*** Opening INPUT FOR THIS TASK ***
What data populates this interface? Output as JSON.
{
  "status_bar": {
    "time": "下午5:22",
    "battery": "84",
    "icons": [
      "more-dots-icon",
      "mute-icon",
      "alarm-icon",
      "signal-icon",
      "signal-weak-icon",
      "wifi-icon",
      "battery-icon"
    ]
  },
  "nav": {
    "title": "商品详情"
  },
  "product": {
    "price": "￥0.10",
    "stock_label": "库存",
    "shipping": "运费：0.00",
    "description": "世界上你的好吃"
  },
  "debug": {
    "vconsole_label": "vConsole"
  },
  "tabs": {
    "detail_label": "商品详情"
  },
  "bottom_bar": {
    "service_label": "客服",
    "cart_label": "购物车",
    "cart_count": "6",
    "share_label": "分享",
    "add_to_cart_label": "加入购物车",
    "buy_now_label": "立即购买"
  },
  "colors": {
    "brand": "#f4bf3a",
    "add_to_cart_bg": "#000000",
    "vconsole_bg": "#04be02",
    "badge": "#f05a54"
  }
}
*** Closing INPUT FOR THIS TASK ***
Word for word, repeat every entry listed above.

(TASK SOLUTION):
What data populates this interface? Output as JSON.
{
  "status_bar": {
    "time": "下午5:22",
    "battery": "84",
    "icons": [
      "more-dots-icon",
      "mute-icon",
      "alarm-icon",
      "signal-icon",
      "signal-weak-icon",
      "wifi-icon",
      "battery-icon"
    ]
  },
  "nav": {
    "title": "商品详情"
  },
  "product": {
    "price": "￥0.10",
    "stock_label": "库存",
    "shipping": "运费：0.00",
    "description": "世界上你的好吃"
  },
  "debug": {
    "vconsole_label": "vConsole"
  },
  "tabs": {
    "detail_label": "商品详情"
  },
  "bottom_bar": {
    "service_label": "客服",
    "cart_label": "购物车",
    "cart_count": "6",
    "share_label": "分享",
    "add_to_cart_label": "加入购物车",
    "buy_now_label": "立即购买"
  },
  "colors": {
    "brand": "#f4bf3a",
    "add_to_cart_bg": "#000000",
    "vconsole_bg": "#04be02",
    "badge": "#f05a54"
  }
}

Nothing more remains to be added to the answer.